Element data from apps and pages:
|---|

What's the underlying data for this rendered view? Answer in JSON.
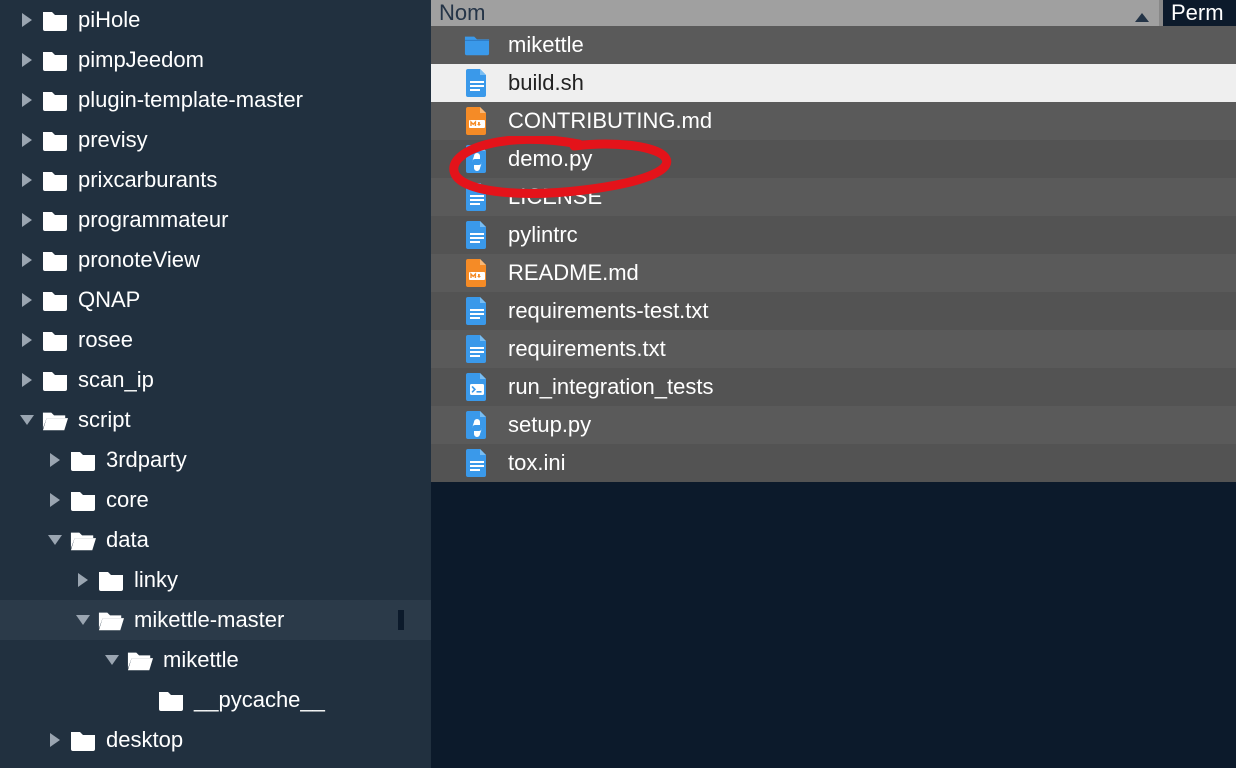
{
  "tree": {
    "items": [
      {
        "label": "piHole",
        "indent": 1,
        "arrow": "right",
        "open": false
      },
      {
        "label": "pimpJeedom",
        "indent": 1,
        "arrow": "right",
        "open": false
      },
      {
        "label": "plugin-template-master",
        "indent": 1,
        "arrow": "right",
        "open": false
      },
      {
        "label": "previsy",
        "indent": 1,
        "arrow": "right",
        "open": false
      },
      {
        "label": "prixcarburants",
        "indent": 1,
        "arrow": "right",
        "open": false
      },
      {
        "label": "programmateur",
        "indent": 1,
        "arrow": "right",
        "open": false
      },
      {
        "label": "pronoteView",
        "indent": 1,
        "arrow": "right",
        "open": false
      },
      {
        "label": "QNAP",
        "indent": 1,
        "arrow": "right",
        "open": false
      },
      {
        "label": "rosee",
        "indent": 1,
        "arrow": "right",
        "open": false
      },
      {
        "label": "scan_ip",
        "indent": 1,
        "arrow": "right",
        "open": false
      },
      {
        "label": "script",
        "indent": 1,
        "arrow": "down",
        "open": true
      },
      {
        "label": "3rdparty",
        "indent": 2,
        "arrow": "right",
        "open": false
      },
      {
        "label": "core",
        "indent": 2,
        "arrow": "right",
        "open": false
      },
      {
        "label": "data",
        "indent": 2,
        "arrow": "down",
        "open": true
      },
      {
        "label": "linky",
        "indent": 3,
        "arrow": "right",
        "open": false
      },
      {
        "label": "mikettle-master",
        "indent": 3,
        "arrow": "down",
        "open": true,
        "selected": true
      },
      {
        "label": "mikettle",
        "indent": 4,
        "arrow": "down",
        "open": true
      },
      {
        "label": "__pycache__",
        "indent": 5,
        "arrow": "none",
        "open": false
      },
      {
        "label": "desktop",
        "indent": 2,
        "arrow": "right",
        "open": false
      }
    ]
  },
  "columns": {
    "name": "Nom",
    "perm": "Perm"
  },
  "files": {
    "items": [
      {
        "label": "mikettle",
        "icon": "folder",
        "alt": true
      },
      {
        "label": "build.sh",
        "icon": "doc",
        "alt": false,
        "selected": true
      },
      {
        "label": "CONTRIBUTING.md",
        "icon": "md",
        "alt": true
      },
      {
        "label": "demo.py",
        "icon": "py",
        "alt": false,
        "annot": true
      },
      {
        "label": "LICENSE",
        "icon": "doc",
        "alt": true
      },
      {
        "label": "pylintrc",
        "icon": "doc",
        "alt": false
      },
      {
        "label": "README.md",
        "icon": "md",
        "alt": true
      },
      {
        "label": "requirements-test.txt",
        "icon": "doc",
        "alt": false
      },
      {
        "label": "requirements.txt",
        "icon": "doc",
        "alt": true
      },
      {
        "label": "run_integration_tests",
        "icon": "script",
        "alt": false
      },
      {
        "label": "setup.py",
        "icon": "py",
        "alt": true
      },
      {
        "label": "tox.ini",
        "icon": "doc",
        "alt": false
      }
    ]
  },
  "colors": {
    "doc": "#3a99ea",
    "md": "#f58b26",
    "py": "#3a99ea",
    "script": "#3a99ea",
    "folder": "#3a99ea"
  }
}
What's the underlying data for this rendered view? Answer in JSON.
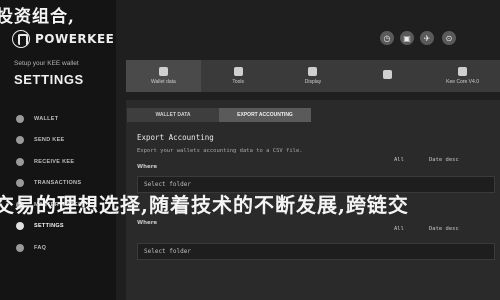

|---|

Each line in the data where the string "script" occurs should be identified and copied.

        "label": "script",
        "icon": "script",
    "script": "#3a99ea",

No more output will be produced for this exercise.